■ **What the task asks**:
Type the listing below out again exactly. No images.

■ **Listed entries**:
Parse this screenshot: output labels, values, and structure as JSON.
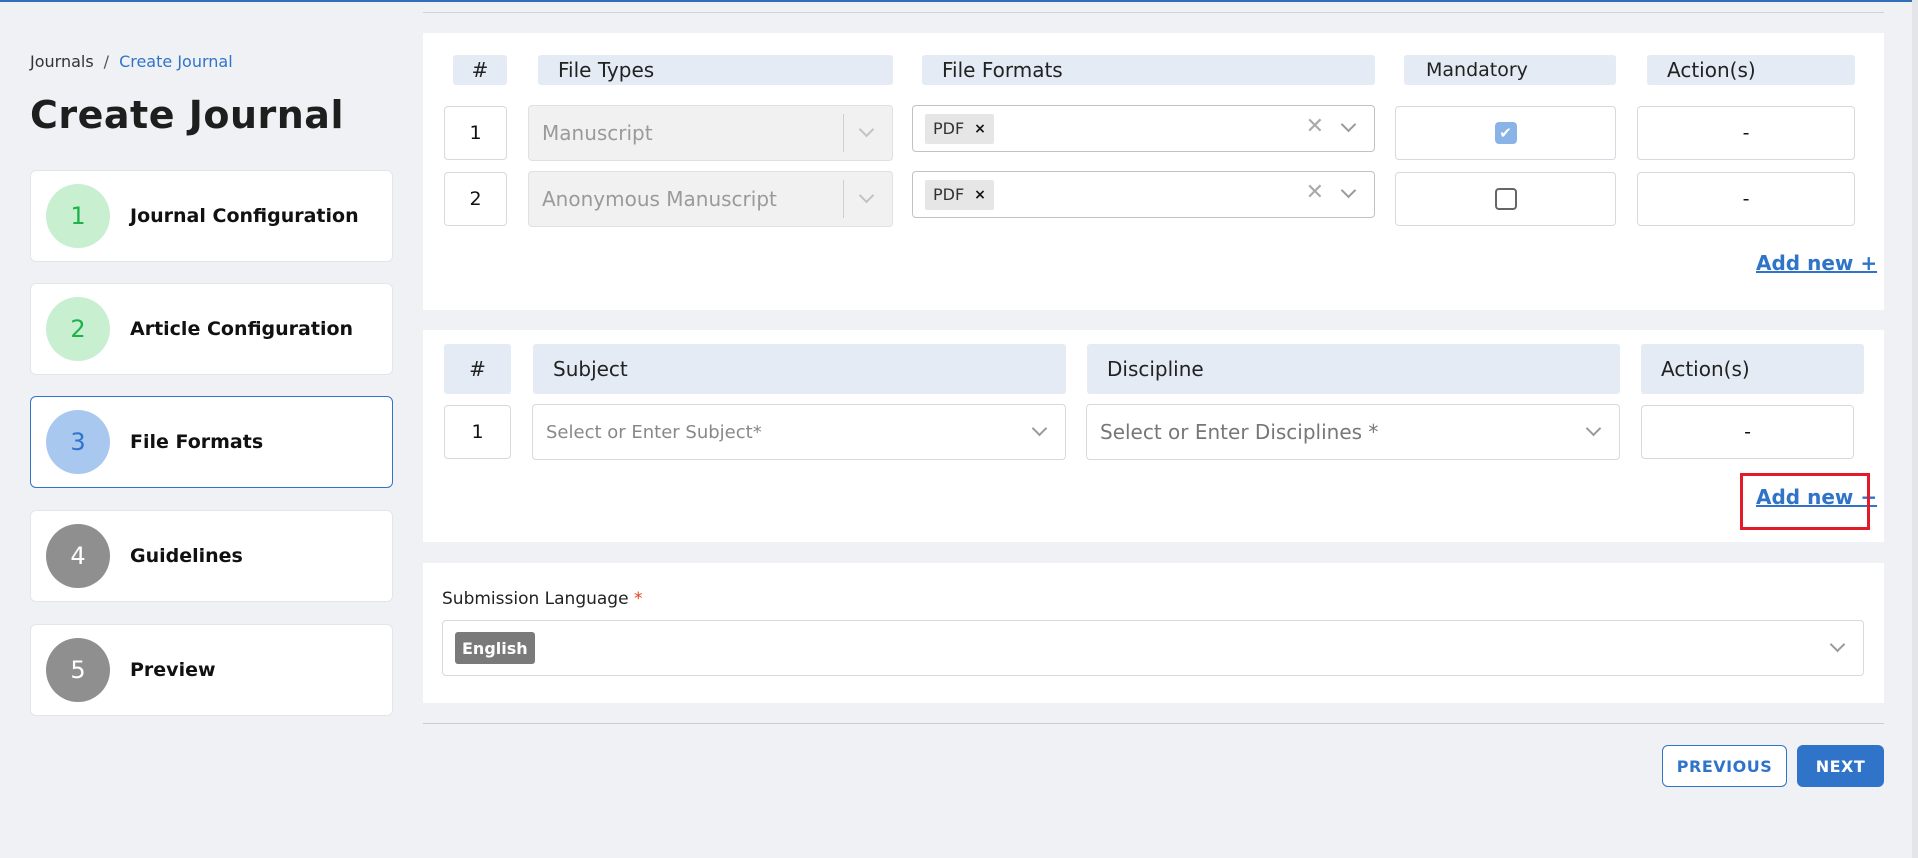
{
  "breadcrumb": {
    "root": "Journals",
    "separator": "/",
    "current": "Create Journal"
  },
  "page_title": "Create Journal",
  "steps": [
    {
      "number": "1",
      "label": "Journal Configuration",
      "state": "done"
    },
    {
      "number": "2",
      "label": "Article Configuration",
      "state": "done"
    },
    {
      "number": "3",
      "label": "File Formats",
      "state": "active"
    },
    {
      "number": "4",
      "label": "Guidelines",
      "state": "pending"
    },
    {
      "number": "5",
      "label": "Preview",
      "state": "pending"
    }
  ],
  "file_table": {
    "headers": {
      "num": "#",
      "file_types": "File Types",
      "file_formats": "File Formats",
      "mandatory": "Mandatory",
      "actions": "Action(s)"
    },
    "rows": [
      {
        "num": "1",
        "file_type": "Manuscript",
        "format_tag": "PDF",
        "tag_remove": "×",
        "clear": "✕",
        "mandatory": true,
        "action": "-"
      },
      {
        "num": "2",
        "file_type": "Anonymous Manuscript",
        "format_tag": "PDF",
        "tag_remove": "×",
        "clear": "✕",
        "mandatory": false,
        "action": "-"
      }
    ],
    "add_new": "Add new +"
  },
  "subject_table": {
    "headers": {
      "num": "#",
      "subject": "Subject",
      "discipline": "Discipline",
      "actions": "Action(s)"
    },
    "rows": [
      {
        "num": "1",
        "subject_placeholder": "Select or Enter Subject*",
        "discipline_placeholder": "Select or Enter Disciplines *",
        "action": "-"
      }
    ],
    "add_new": "Add new +"
  },
  "submission_language": {
    "label": "Submission Language",
    "required_mark": "*",
    "value": "English"
  },
  "buttons": {
    "previous": "PREVIOUS",
    "next": "NEXT"
  },
  "colors": {
    "accent": "#2f74c9",
    "done_step": "#c9efd1",
    "active_step": "#a9c8ef",
    "pending_step": "#8f8f8f",
    "highlight": "#e21b2a"
  }
}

■ **Exercise output**:
Parse this screenshot: output labels, values, and structure as JSON.
{
  "breadcrumb": {
    "root": "Journals",
    "separator": "/",
    "current": "Create Journal"
  },
  "page_title": "Create Journal",
  "steps": [
    {
      "number": "1",
      "label": "Journal Configuration",
      "state": "done"
    },
    {
      "number": "2",
      "label": "Article Configuration",
      "state": "done"
    },
    {
      "number": "3",
      "label": "File Formats",
      "state": "active"
    },
    {
      "number": "4",
      "label": "Guidelines",
      "state": "pending"
    },
    {
      "number": "5",
      "label": "Preview",
      "state": "pending"
    }
  ],
  "file_table": {
    "headers": {
      "num": "#",
      "file_types": "File Types",
      "file_formats": "File Formats",
      "mandatory": "Mandatory",
      "actions": "Action(s)"
    },
    "rows": [
      {
        "num": "1",
        "file_type": "Manuscript",
        "format_tag": "PDF",
        "tag_remove": "×",
        "clear": "✕",
        "mandatory": true,
        "action": "-"
      },
      {
        "num": "2",
        "file_type": "Anonymous Manuscript",
        "format_tag": "PDF",
        "tag_remove": "×",
        "clear": "✕",
        "mandatory": false,
        "action": "-"
      }
    ],
    "add_new": "Add new +"
  },
  "subject_table": {
    "headers": {
      "num": "#",
      "subject": "Subject",
      "discipline": "Discipline",
      "actions": "Action(s)"
    },
    "rows": [
      {
        "num": "1",
        "subject_placeholder": "Select or Enter Subject*",
        "discipline_placeholder": "Select or Enter Disciplines *",
        "action": "-"
      }
    ],
    "add_new": "Add new +"
  },
  "submission_language": {
    "label": "Submission Language",
    "required_mark": "*",
    "value": "English"
  },
  "buttons": {
    "previous": "PREVIOUS",
    "next": "NEXT"
  },
  "colors": {
    "accent": "#2f74c9",
    "done_step": "#c9efd1",
    "active_step": "#a9c8ef",
    "pending_step": "#8f8f8f",
    "highlight": "#e21b2a"
  }
}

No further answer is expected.